-------- EXCERPTED RECORDS --------
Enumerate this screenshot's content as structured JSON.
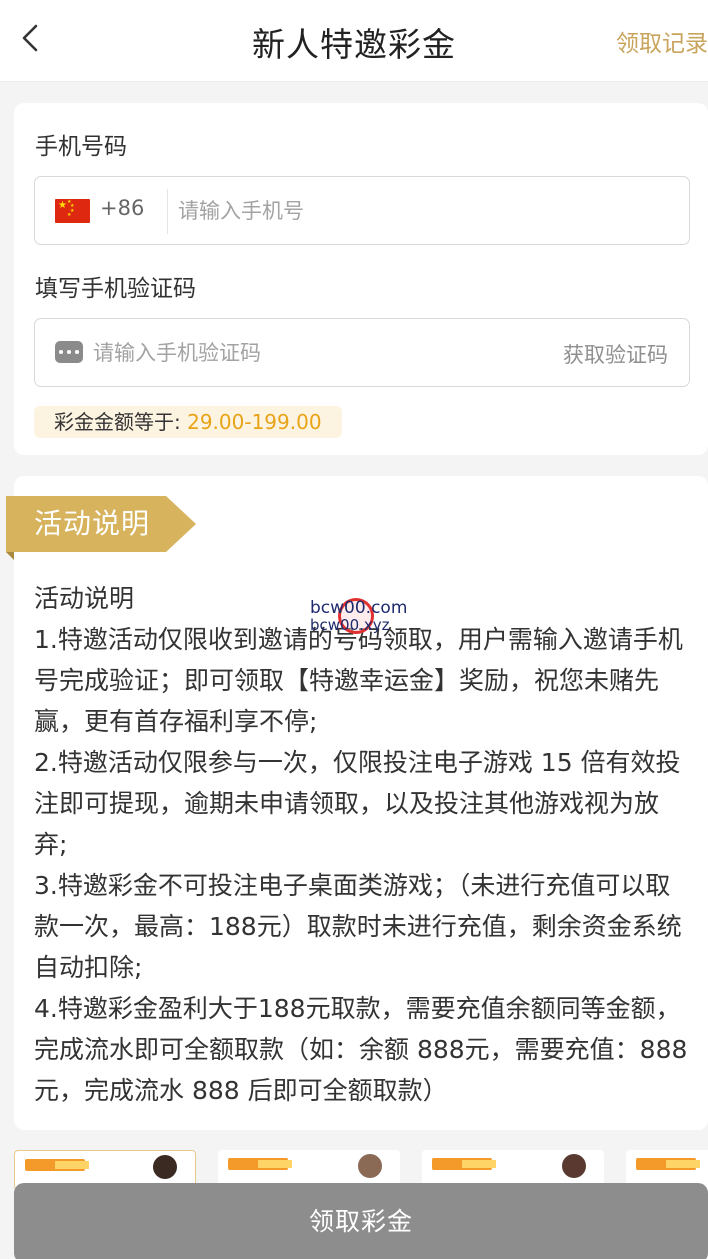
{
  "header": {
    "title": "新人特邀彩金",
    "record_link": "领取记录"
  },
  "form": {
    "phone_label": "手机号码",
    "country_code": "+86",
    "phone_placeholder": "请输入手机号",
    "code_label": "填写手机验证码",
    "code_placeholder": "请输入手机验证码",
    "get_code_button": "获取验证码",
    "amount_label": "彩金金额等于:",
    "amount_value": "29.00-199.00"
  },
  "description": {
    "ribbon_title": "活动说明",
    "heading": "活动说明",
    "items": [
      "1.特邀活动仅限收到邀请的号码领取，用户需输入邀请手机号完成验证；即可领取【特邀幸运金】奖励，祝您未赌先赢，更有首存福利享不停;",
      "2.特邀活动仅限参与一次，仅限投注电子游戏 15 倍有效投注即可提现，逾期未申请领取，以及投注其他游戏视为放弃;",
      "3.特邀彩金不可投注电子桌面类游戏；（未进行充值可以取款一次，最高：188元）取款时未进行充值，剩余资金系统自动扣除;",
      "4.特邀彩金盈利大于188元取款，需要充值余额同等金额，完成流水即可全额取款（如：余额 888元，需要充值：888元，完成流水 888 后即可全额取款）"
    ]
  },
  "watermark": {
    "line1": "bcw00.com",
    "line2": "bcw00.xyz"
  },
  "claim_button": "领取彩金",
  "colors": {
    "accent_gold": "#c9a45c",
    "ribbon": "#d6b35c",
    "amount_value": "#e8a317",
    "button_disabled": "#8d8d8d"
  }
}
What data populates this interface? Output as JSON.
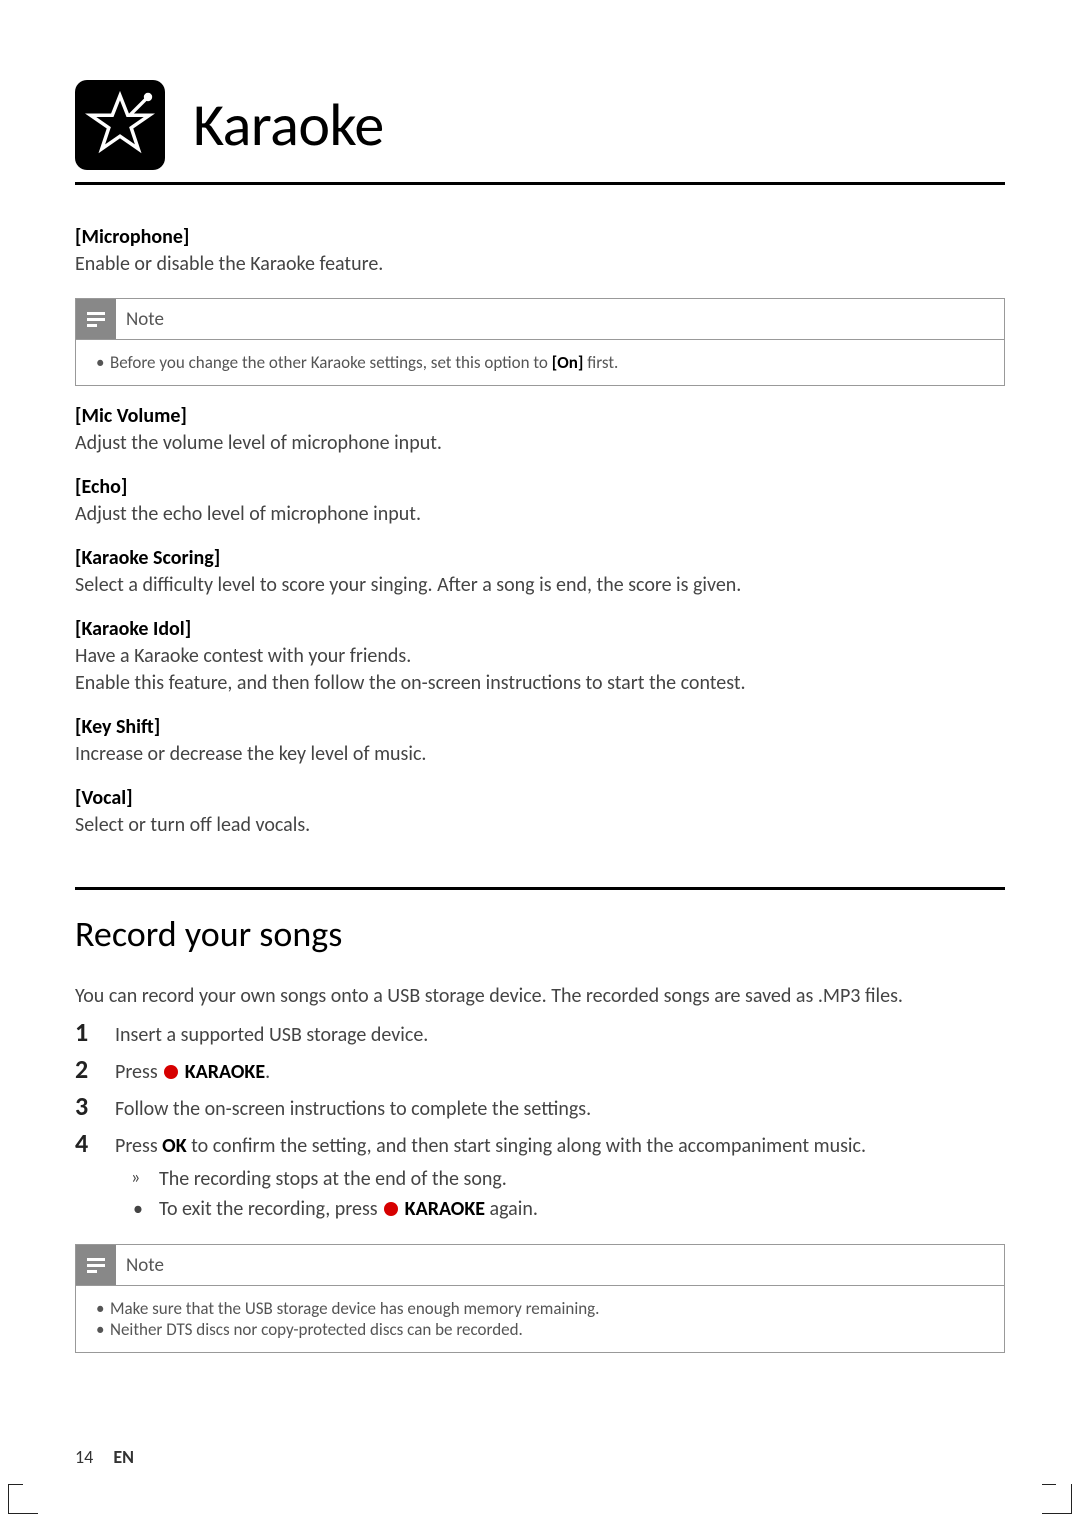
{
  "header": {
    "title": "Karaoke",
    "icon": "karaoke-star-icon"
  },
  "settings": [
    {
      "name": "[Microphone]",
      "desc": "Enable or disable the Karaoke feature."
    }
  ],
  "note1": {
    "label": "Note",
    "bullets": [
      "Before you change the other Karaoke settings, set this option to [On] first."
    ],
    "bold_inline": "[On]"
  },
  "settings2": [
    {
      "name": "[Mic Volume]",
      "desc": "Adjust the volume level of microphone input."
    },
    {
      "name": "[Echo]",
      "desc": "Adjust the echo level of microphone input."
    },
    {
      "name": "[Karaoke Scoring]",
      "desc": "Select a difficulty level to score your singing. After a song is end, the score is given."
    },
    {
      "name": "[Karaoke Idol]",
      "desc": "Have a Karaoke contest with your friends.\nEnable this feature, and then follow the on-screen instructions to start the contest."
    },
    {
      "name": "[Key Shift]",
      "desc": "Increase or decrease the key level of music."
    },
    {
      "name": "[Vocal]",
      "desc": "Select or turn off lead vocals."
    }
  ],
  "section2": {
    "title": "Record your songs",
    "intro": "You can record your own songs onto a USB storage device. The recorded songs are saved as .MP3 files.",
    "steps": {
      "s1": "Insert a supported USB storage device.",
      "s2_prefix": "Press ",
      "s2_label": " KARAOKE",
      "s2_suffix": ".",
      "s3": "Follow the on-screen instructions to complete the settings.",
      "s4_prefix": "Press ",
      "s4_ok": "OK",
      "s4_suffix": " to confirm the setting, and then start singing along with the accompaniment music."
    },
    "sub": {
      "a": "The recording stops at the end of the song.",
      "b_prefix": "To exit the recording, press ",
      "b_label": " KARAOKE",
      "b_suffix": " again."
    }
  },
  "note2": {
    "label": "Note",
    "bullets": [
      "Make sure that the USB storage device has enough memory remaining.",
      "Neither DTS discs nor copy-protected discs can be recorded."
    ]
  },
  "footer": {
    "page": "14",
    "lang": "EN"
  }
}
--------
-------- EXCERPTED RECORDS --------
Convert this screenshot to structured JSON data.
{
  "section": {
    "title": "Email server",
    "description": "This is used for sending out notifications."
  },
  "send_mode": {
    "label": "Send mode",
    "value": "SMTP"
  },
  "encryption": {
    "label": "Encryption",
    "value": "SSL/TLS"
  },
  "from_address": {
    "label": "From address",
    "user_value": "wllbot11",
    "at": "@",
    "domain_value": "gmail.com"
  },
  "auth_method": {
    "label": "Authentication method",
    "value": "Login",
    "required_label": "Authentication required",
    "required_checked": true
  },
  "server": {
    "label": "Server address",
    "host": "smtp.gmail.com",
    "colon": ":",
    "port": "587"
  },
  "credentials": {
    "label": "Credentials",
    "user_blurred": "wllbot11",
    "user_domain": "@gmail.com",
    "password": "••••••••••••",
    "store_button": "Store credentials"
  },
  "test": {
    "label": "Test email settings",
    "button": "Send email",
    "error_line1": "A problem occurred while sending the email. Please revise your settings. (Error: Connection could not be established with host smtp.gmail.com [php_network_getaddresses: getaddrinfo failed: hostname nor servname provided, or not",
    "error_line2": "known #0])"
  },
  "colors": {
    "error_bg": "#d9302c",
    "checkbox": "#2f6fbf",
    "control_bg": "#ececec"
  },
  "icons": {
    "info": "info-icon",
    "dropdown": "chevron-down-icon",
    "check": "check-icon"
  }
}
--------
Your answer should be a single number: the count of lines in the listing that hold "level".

OUTPUT OF THE EXERCISE> 4